What you need to do:
The data is to be reproduced in full and without error.

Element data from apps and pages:
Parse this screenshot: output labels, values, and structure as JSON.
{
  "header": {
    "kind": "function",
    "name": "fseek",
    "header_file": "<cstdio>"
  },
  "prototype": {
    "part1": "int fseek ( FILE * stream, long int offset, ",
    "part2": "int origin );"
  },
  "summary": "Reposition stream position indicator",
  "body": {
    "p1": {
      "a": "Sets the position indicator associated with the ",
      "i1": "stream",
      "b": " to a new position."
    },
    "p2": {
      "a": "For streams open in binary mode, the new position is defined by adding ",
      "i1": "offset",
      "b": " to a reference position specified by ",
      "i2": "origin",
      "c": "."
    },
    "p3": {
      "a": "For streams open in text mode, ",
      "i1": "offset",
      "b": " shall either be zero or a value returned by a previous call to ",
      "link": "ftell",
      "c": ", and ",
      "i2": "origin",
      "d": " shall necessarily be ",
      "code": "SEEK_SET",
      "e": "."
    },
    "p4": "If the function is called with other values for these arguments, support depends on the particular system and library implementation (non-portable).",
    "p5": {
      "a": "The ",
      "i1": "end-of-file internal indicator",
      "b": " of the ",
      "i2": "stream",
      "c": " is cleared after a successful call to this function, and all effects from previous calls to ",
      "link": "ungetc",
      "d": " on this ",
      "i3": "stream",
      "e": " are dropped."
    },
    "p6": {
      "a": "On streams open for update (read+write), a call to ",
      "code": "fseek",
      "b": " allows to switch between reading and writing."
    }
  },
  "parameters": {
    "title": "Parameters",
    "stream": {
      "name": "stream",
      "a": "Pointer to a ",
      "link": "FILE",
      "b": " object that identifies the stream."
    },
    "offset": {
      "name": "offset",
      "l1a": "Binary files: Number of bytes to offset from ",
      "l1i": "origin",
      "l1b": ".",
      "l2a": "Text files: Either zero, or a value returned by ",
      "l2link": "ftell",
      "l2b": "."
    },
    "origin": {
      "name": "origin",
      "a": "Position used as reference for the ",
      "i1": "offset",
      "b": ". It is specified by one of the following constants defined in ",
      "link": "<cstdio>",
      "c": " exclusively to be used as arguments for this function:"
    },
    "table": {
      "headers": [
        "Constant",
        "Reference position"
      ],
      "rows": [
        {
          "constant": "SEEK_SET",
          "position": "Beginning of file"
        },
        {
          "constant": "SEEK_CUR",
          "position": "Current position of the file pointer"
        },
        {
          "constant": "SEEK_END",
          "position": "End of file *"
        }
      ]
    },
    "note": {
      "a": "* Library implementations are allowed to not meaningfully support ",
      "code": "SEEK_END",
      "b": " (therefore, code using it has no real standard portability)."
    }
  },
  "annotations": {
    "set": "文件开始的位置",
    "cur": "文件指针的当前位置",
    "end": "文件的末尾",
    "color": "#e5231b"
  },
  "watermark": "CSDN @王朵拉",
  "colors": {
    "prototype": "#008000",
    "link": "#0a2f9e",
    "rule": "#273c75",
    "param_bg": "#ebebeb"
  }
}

Answer box:
Parse this screenshot: output labels, values, and structure as JSON.
{
  "header": {
    "kind": "function",
    "name": "fseek",
    "header_file": "<cstdio>"
  },
  "prototype": {
    "part1": "int fseek ( FILE * stream, long int offset, ",
    "part2": "int origin );"
  },
  "summary": "Reposition stream position indicator",
  "body": {
    "p1": {
      "a": "Sets the position indicator associated with the ",
      "i1": "stream",
      "b": " to a new position."
    },
    "p2": {
      "a": "For streams open in binary mode, the new position is defined by adding ",
      "i1": "offset",
      "b": " to a reference position specified by ",
      "i2": "origin",
      "c": "."
    },
    "p3": {
      "a": "For streams open in text mode, ",
      "i1": "offset",
      "b": " shall either be zero or a value returned by a previous call to ",
      "link": "ftell",
      "c": ", and ",
      "i2": "origin",
      "d": " shall necessarily be ",
      "code": "SEEK_SET",
      "e": "."
    },
    "p4": "If the function is called with other values for these arguments, support depends on the particular system and library implementation (non-portable).",
    "p5": {
      "a": "The ",
      "i1": "end-of-file internal indicator",
      "b": " of the ",
      "i2": "stream",
      "c": " is cleared after a successful call to this function, and all effects from previous calls to ",
      "link": "ungetc",
      "d": " on this ",
      "i3": "stream",
      "e": " are dropped."
    },
    "p6": {
      "a": "On streams open for update (read+write), a call to ",
      "code": "fseek",
      "b": " allows to switch between reading and writing."
    }
  },
  "parameters": {
    "title": "Parameters",
    "stream": {
      "name": "stream",
      "a": "Pointer to a ",
      "link": "FILE",
      "b": " object that identifies the stream."
    },
    "offset": {
      "name": "offset",
      "l1a": "Binary files: Number of bytes to offset from ",
      "l1i": "origin",
      "l1b": ".",
      "l2a": "Text files: Either zero, or a value returned by ",
      "l2link": "ftell",
      "l2b": "."
    },
    "origin": {
      "name": "origin",
      "a": "Position used as reference for the ",
      "i1": "offset",
      "b": ". It is specified by one of the following constants defined in ",
      "link": "<cstdio>",
      "c": " exclusively to be used as arguments for this function:"
    },
    "table": {
      "headers": [
        "Constant",
        "Reference position"
      ],
      "rows": [
        {
          "constant": "SEEK_SET",
          "position": "Beginning of file"
        },
        {
          "constant": "SEEK_CUR",
          "position": "Current position of the file pointer"
        },
        {
          "constant": "SEEK_END",
          "position": "End of file *"
        }
      ]
    },
    "note": {
      "a": "* Library implementations are allowed to not meaningfully support ",
      "code": "SEEK_END",
      "b": " (therefore, code using it has no real standard portability)."
    }
  },
  "annotations": {
    "set": "文件开始的位置",
    "cur": "文件指针的当前位置",
    "end": "文件的末尾",
    "color": "#e5231b"
  },
  "watermark": "CSDN @王朵拉",
  "colors": {
    "prototype": "#008000",
    "link": "#0a2f9e",
    "rule": "#273c75",
    "param_bg": "#ebebeb"
  }
}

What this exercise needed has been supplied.